Task to complete: Nothing in the records should be changed in the copy, though the pictures must be left out.

Excerpts from an interface dataset:

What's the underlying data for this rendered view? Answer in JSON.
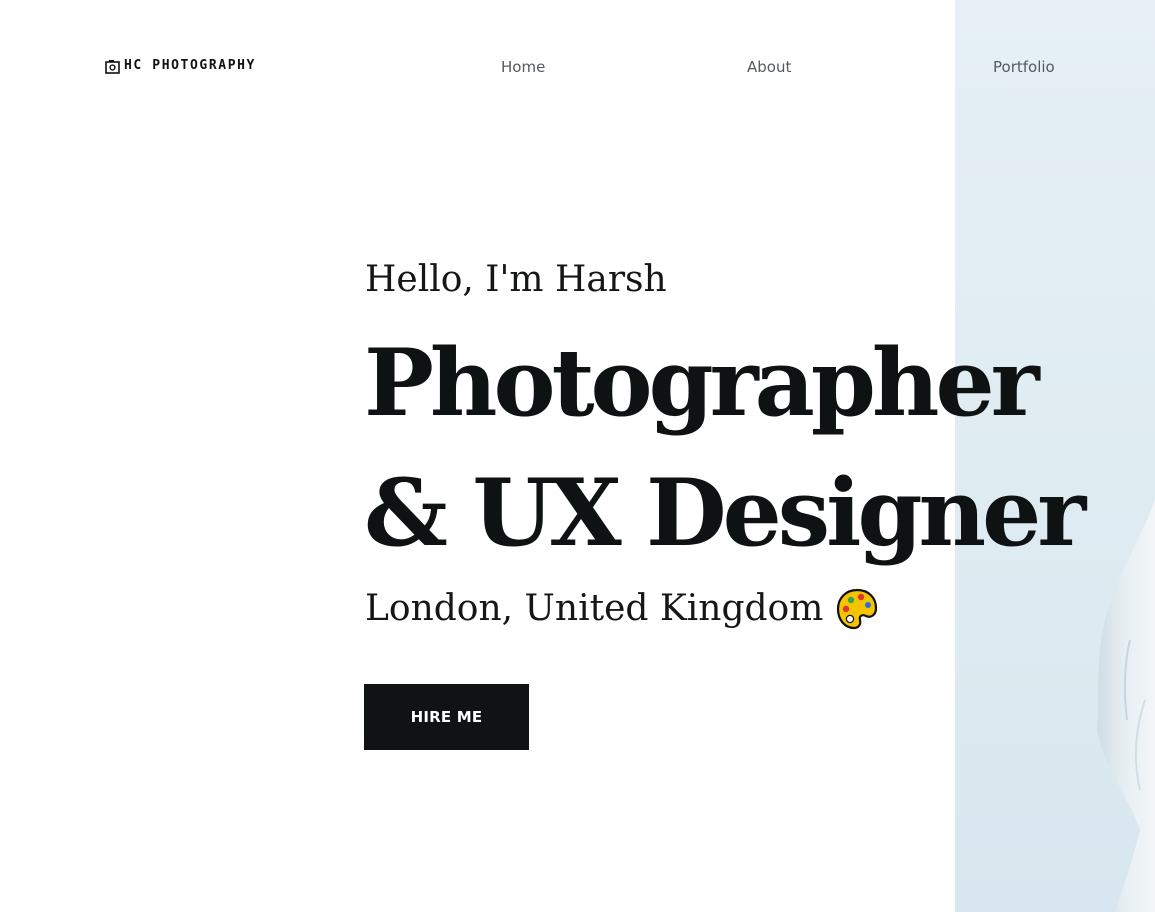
{
  "header": {
    "logo_text": "HC PHOTOGRAPHY",
    "logo_icon": "camera-icon",
    "nav": {
      "home": "Home",
      "about": "About",
      "portfolio": "Portfolio"
    }
  },
  "hero": {
    "greeting": "Hello, I'm Harsh",
    "headline_line1": "Photographer",
    "headline_line2": "& UX Designer",
    "location": "London, United Kingdom",
    "location_icon": "artist-palette-icon",
    "cta_label": "HIRE ME"
  },
  "colors": {
    "text": "#0f1213",
    "nav_text": "#555a5e",
    "button_bg": "#101314",
    "photo_bg": "#dfecf2"
  }
}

Finished task:
What's the underlying data for this rendered view? Answer in JSON.
{
  "header": {
    "logo_text": "HC PHOTOGRAPHY",
    "logo_icon": "camera-icon",
    "nav": {
      "home": "Home",
      "about": "About",
      "portfolio": "Portfolio"
    }
  },
  "hero": {
    "greeting": "Hello, I'm Harsh",
    "headline_line1": "Photographer",
    "headline_line2": "& UX Designer",
    "location": "London, United Kingdom",
    "location_icon": "artist-palette-icon",
    "cta_label": "HIRE ME"
  },
  "colors": {
    "text": "#0f1213",
    "nav_text": "#555a5e",
    "button_bg": "#101314",
    "photo_bg": "#dfecf2"
  }
}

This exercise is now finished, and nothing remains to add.